The popularity might be due to a more confident, viable US team, more global awareness, the fact that it’s in South Africa and people really like “District 9” (hey, stranger things have happened)… But never mind all that! Let’s move on to the truly vexing question the LA Times’ John Horn raised a few days ago: “Why is there no great Hollywood soccer movie?”
The most amusing explanation in the article is offered by veteran studio/production executive Joe Roth, who says “We’re basically a xenophobic country and don’t look at what’s going on in the rest of the world as closely as we should.” Horn claims that the most prominent Hollywood soccer movie is probably 1981’s “Victory,” with Sylvester Stallone and Pele, a few years after the latter’s time with the New York Cosmos made soccer about as popular as it’s ever been for adults in this country.
But in Hollywood, soccer flicks have tended to be aimed at kids in a way that’s true of no other type of sports movie, much the way youth soccer is a suburban standard but doesn’t seem to translate into adults following the pro sport.
The real soccer movies are the small, disgraceful ones only remembered by the children who had to grow up watching them. In that context, even “Kicking and Screaming” is too grandiose a film — with its supporting Robert Duvall performance and Mike Ditka cameo, it has a professionalism most kids’ soccer films could only dream of.
It’s slightly more elevated than the two biggest kids’ soccer movies of the ’90s, “Ladybugs” and “The Big Green.” In both those films, ’80s relics on their way down and out (Rodney Dangerfield and Steve Guttenberg, respectively) cross paths with a motley group of kids who need to have their self-esteem restored and wackiness ensues.
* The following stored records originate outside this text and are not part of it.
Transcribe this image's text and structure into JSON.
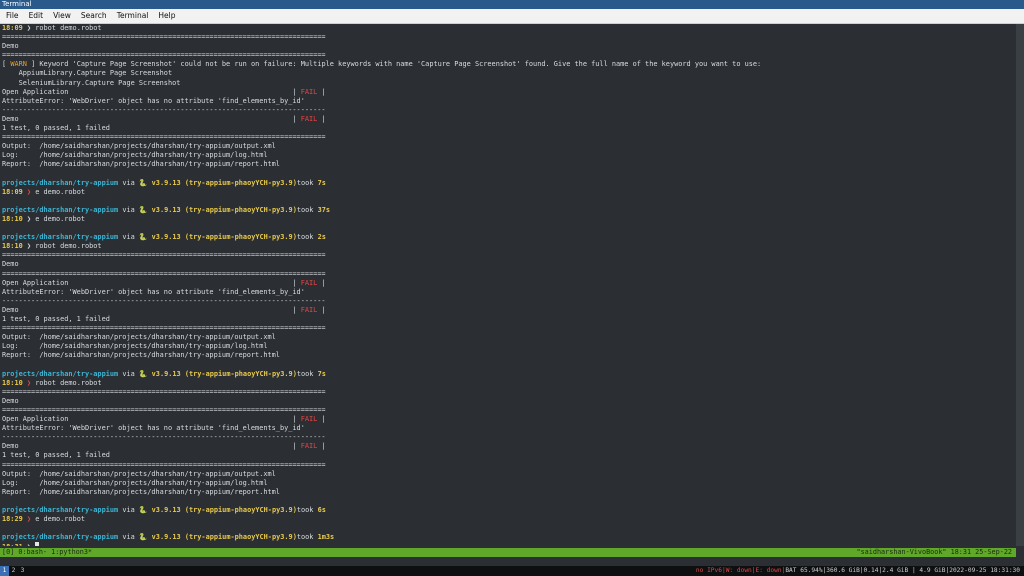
{
  "window": {
    "title": "Terminal"
  },
  "menu": [
    "File",
    "Edit",
    "View",
    "Search",
    "Terminal",
    "Help"
  ],
  "terminal": {
    "lines": [
      [
        {
          "t": "18:09 ",
          "c": "yellow"
        },
        {
          "t": "❯ robot demo.robot",
          "c": ""
        }
      ],
      [
        {
          "t": "==============================================================================",
          "c": ""
        }
      ],
      [
        {
          "t": "Demo",
          "c": ""
        }
      ],
      [
        {
          "t": "==============================================================================",
          "c": ""
        }
      ],
      [
        {
          "t": "[ ",
          "c": ""
        },
        {
          "t": "WARN",
          "c": "orange"
        },
        {
          "t": " ] Keyword 'Capture Page Screenshot' could not be run on failure: Multiple keywords with name 'Capture Page Screenshot' found. Give the full name of the keyword you want to use:",
          "c": ""
        }
      ],
      [
        {
          "t": "    AppiumLibrary.Capture Page Screenshot",
          "c": ""
        }
      ],
      [
        {
          "t": "    SeleniumLibrary.Capture Page Screenshot",
          "c": ""
        }
      ],
      [
        {
          "t": "Open Application                                                      | ",
          "c": ""
        },
        {
          "t": "FAIL",
          "c": "red"
        },
        {
          "t": " |",
          "c": ""
        }
      ],
      [
        {
          "t": "AttributeError: 'WebDriver' object has no attribute 'find_elements_by_id'",
          "c": ""
        }
      ],
      [
        {
          "t": "------------------------------------------------------------------------------",
          "c": ""
        }
      ],
      [
        {
          "t": "Demo                                                                  | ",
          "c": ""
        },
        {
          "t": "FAIL",
          "c": "red"
        },
        {
          "t": " |",
          "c": ""
        }
      ],
      [
        {
          "t": "1 test, 0 passed, 1 failed",
          "c": ""
        }
      ],
      [
        {
          "t": "==============================================================================",
          "c": ""
        }
      ],
      [
        {
          "t": "Output:  /home/saidharshan/projects/dharshan/try-appium/output.xml",
          "c": ""
        }
      ],
      [
        {
          "t": "Log:     /home/saidharshan/projects/dharshan/try-appium/log.html",
          "c": ""
        }
      ],
      [
        {
          "t": "Report:  /home/saidharshan/projects/dharshan/try-appium/report.html",
          "c": ""
        }
      ],
      [
        {
          "t": "",
          "c": ""
        }
      ],
      [
        {
          "t": "projects/dharshan/try-appium",
          "c": "cyan"
        },
        {
          "t": " via ",
          "c": ""
        },
        {
          "t": "🐍 v3.9.13 (try-appium-phaoyYCH-py3.9)",
          "c": "yellow"
        },
        {
          "t": "took ",
          "c": ""
        },
        {
          "t": "7s",
          "c": "yellow"
        }
      ],
      [
        {
          "t": "18:09 ",
          "c": "yellow"
        },
        {
          "t": "❯ ",
          "c": "red"
        },
        {
          "t": "e demo.robot",
          "c": ""
        }
      ],
      [
        {
          "t": "",
          "c": ""
        }
      ],
      [
        {
          "t": "projects/dharshan/try-appium",
          "c": "cyan"
        },
        {
          "t": " via ",
          "c": ""
        },
        {
          "t": "🐍 v3.9.13 (try-appium-phaoyYCH-py3.9)",
          "c": "yellow"
        },
        {
          "t": "took ",
          "c": ""
        },
        {
          "t": "37s",
          "c": "yellow"
        }
      ],
      [
        {
          "t": "18:10 ",
          "c": "yellow"
        },
        {
          "t": "❯ e demo.robot",
          "c": ""
        }
      ],
      [
        {
          "t": "",
          "c": ""
        }
      ],
      [
        {
          "t": "projects/dharshan/try-appium",
          "c": "cyan"
        },
        {
          "t": " via ",
          "c": ""
        },
        {
          "t": "🐍 v3.9.13 (try-appium-phaoyYCH-py3.9)",
          "c": "yellow"
        },
        {
          "t": "took ",
          "c": ""
        },
        {
          "t": "2s",
          "c": "yellow"
        }
      ],
      [
        {
          "t": "18:10 ",
          "c": "yellow"
        },
        {
          "t": "❯ robot demo.robot",
          "c": ""
        }
      ],
      [
        {
          "t": "==============================================================================",
          "c": ""
        }
      ],
      [
        {
          "t": "Demo",
          "c": ""
        }
      ],
      [
        {
          "t": "==============================================================================",
          "c": ""
        }
      ],
      [
        {
          "t": "Open Application                                                      | ",
          "c": ""
        },
        {
          "t": "FAIL",
          "c": "red"
        },
        {
          "t": " |",
          "c": ""
        }
      ],
      [
        {
          "t": "AttributeError: 'WebDriver' object has no attribute 'find_elements_by_id'",
          "c": ""
        }
      ],
      [
        {
          "t": "------------------------------------------------------------------------------",
          "c": ""
        }
      ],
      [
        {
          "t": "Demo                                                                  | ",
          "c": ""
        },
        {
          "t": "FAIL",
          "c": "red"
        },
        {
          "t": " |",
          "c": ""
        }
      ],
      [
        {
          "t": "1 test, 0 passed, 1 failed",
          "c": ""
        }
      ],
      [
        {
          "t": "==============================================================================",
          "c": ""
        }
      ],
      [
        {
          "t": "Output:  /home/saidharshan/projects/dharshan/try-appium/output.xml",
          "c": ""
        }
      ],
      [
        {
          "t": "Log:     /home/saidharshan/projects/dharshan/try-appium/log.html",
          "c": ""
        }
      ],
      [
        {
          "t": "Report:  /home/saidharshan/projects/dharshan/try-appium/report.html",
          "c": ""
        }
      ],
      [
        {
          "t": "",
          "c": ""
        }
      ],
      [
        {
          "t": "projects/dharshan/try-appium",
          "c": "cyan"
        },
        {
          "t": " via ",
          "c": ""
        },
        {
          "t": "🐍 v3.9.13 (try-appium-phaoyYCH-py3.9)",
          "c": "yellow"
        },
        {
          "t": "took ",
          "c": ""
        },
        {
          "t": "7s",
          "c": "yellow"
        }
      ],
      [
        {
          "t": "18:10 ",
          "c": "yellow"
        },
        {
          "t": "❯ ",
          "c": "red"
        },
        {
          "t": "robot demo.robot",
          "c": ""
        }
      ],
      [
        {
          "t": "==============================================================================",
          "c": ""
        }
      ],
      [
        {
          "t": "Demo",
          "c": ""
        }
      ],
      [
        {
          "t": "==============================================================================",
          "c": ""
        }
      ],
      [
        {
          "t": "Open Application                                                      | ",
          "c": ""
        },
        {
          "t": "FAIL",
          "c": "red"
        },
        {
          "t": " |",
          "c": ""
        }
      ],
      [
        {
          "t": "AttributeError: 'WebDriver' object has no attribute 'find_elements_by_id'",
          "c": ""
        }
      ],
      [
        {
          "t": "------------------------------------------------------------------------------",
          "c": ""
        }
      ],
      [
        {
          "t": "Demo                                                                  | ",
          "c": ""
        },
        {
          "t": "FAIL",
          "c": "red"
        },
        {
          "t": " |",
          "c": ""
        }
      ],
      [
        {
          "t": "1 test, 0 passed, 1 failed",
          "c": ""
        }
      ],
      [
        {
          "t": "==============================================================================",
          "c": ""
        }
      ],
      [
        {
          "t": "Output:  /home/saidharshan/projects/dharshan/try-appium/output.xml",
          "c": ""
        }
      ],
      [
        {
          "t": "Log:     /home/saidharshan/projects/dharshan/try-appium/log.html",
          "c": ""
        }
      ],
      [
        {
          "t": "Report:  /home/saidharshan/projects/dharshan/try-appium/report.html",
          "c": ""
        }
      ],
      [
        {
          "t": "",
          "c": ""
        }
      ],
      [
        {
          "t": "projects/dharshan/try-appium",
          "c": "cyan"
        },
        {
          "t": " via ",
          "c": ""
        },
        {
          "t": "🐍 v3.9.13 (try-appium-phaoyYCH-py3.9)",
          "c": "yellow"
        },
        {
          "t": "took ",
          "c": ""
        },
        {
          "t": "6s",
          "c": "yellow"
        }
      ],
      [
        {
          "t": "18:29 ",
          "c": "yellow"
        },
        {
          "t": "❯ ",
          "c": "red"
        },
        {
          "t": "e demo.robot",
          "c": ""
        }
      ],
      [
        {
          "t": "",
          "c": ""
        }
      ],
      [
        {
          "t": "projects/dharshan/try-appium",
          "c": "cyan"
        },
        {
          "t": " via ",
          "c": ""
        },
        {
          "t": "🐍 v3.9.13 (try-appium-phaoyYCH-py3.9)",
          "c": "yellow"
        },
        {
          "t": "took ",
          "c": ""
        },
        {
          "t": "1m3s",
          "c": "yellow"
        }
      ],
      [
        {
          "t": "18:31 ",
          "c": "yellow"
        },
        {
          "t": "❯ ",
          "c": ""
        }
      ]
    ]
  },
  "tmux": {
    "left": "[0] 0:bash- 1:python3*",
    "right": "\"saidharshan-VivoBook\" 18:31 25-Sep-22"
  },
  "panel": {
    "workspaces": [
      "1",
      "2",
      "3"
    ],
    "active_workspace": "1",
    "status_bad": "no IPv6|W: down|E: down|",
    "status_rest": "BAT 65.94%|360.6 GiB|0.14|2.4 GiB | 4.9 GiB|2022-09-25 18:31:30"
  },
  "colors": {
    "background": "#2b2f33",
    "cyan": "#3cb4d4",
    "yellow": "#e8c94c",
    "red": "#e64545",
    "tmux_green": "#5fa82a"
  }
}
You can roughly gauge the quality of the filmmaking by a) summoning up the image of Rodney Dangerfield coaching a girls’ soccer team b) watching the trailer for “The Big Green,” goat turd jokes and all:
It’s notable that “The Big Green” relies on a classy British woman to shape up the kids. Americans don’t do that kind of thing, unless (like Dangerfield) they’re forced to for work. In American, adults play basketball, football and maybe hockey on-screen; World Cup fever aside, it’s hard to imagine a Hollywood movie about adults playing soccer happening in the forseeable future, because as a country we seem to still believe it’s only a sport for keeping kids busy during recess and after school.
[Photos: “Victory,” Warner Home Video, 1981; “Ladybugs,” Paramount, 1992]